The piece of legislation before the house this afternoon will see outer suburban and country Victorian roads each receiving a minimum of 33 per cent of the Better Roads Victoria funds, ensuring that those who drive the most will get better and safer roads. That is what this is all about. The remaining 34 per cent of the fund will be used for the repair and upgrade of roads and level crossings anywhere in the state. That allows for some flexibility in the model. On the one hand you have got certainty and surety, and then you have got flexibility, which is also very important as various things change right across the state. There are a number of other changes and mechanisms within this bill. One relates specifically to the changes around alcohol interlocks by reducing the burden on courts and by transferring responsibility for managing those interlocks from the courts to VicRoads. A significant and important change, this will free up court resources to respond to other matters—something that I am sure all members of the house should agree on.
As I have mentioned, having a funding model of certainty, having a model of surety and making sure there is a constant pipeline of projects and a constant pipeline of jobs importantly sets the state up not just for today and not just for tomorrow but for decades to come. Although they are not roads, projects such as Melbourne Metro, removing level crossings, the Suburban Rail Loop and the Melbourne Airport link are all significant projects that set this state up for today, for tomorrow and, most importantly, for generations to come. When those opposite had the chance, they cut roads funding. When this government had the chance, we invested.
Having a defined, tangible, clear, definitive, locked-in funding model for rural, regional and suburban roads ensures that those roads receive the attention, the care and the quality of service that they deserve. I want to take the opportunity to acknowledge the work done by the former minister and the current minister and her office.

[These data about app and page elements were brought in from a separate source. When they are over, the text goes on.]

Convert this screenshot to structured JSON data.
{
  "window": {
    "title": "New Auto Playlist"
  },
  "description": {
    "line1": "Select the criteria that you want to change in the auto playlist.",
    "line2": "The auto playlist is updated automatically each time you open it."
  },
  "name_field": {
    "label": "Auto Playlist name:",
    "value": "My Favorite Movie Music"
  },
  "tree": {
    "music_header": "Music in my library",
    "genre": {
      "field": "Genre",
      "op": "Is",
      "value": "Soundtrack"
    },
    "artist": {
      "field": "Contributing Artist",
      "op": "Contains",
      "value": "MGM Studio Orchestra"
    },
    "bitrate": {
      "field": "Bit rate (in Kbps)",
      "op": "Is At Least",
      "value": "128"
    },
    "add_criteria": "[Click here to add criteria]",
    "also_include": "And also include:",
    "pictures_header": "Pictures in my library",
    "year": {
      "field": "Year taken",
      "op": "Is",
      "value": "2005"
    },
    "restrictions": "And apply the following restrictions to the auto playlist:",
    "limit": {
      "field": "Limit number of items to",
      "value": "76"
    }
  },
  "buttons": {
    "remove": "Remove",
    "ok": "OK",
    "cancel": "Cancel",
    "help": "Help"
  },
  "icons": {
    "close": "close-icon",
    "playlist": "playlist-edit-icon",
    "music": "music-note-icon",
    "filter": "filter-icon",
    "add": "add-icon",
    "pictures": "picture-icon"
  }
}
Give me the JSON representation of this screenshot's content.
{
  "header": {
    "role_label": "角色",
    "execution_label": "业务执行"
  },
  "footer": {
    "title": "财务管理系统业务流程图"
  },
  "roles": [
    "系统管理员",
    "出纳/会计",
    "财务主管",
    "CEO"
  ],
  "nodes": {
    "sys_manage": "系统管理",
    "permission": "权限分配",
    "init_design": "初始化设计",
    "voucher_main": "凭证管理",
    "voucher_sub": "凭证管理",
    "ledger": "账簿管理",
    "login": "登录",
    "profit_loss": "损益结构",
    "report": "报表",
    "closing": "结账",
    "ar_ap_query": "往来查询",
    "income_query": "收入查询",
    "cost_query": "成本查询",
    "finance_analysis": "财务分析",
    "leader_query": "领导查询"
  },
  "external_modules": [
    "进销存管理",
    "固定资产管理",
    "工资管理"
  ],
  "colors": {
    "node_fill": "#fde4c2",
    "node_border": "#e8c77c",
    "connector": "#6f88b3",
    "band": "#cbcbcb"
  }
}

This is an important bill, a bill that I think goes to ensuring that we have better roads right across the state.
I commend the bill to the house.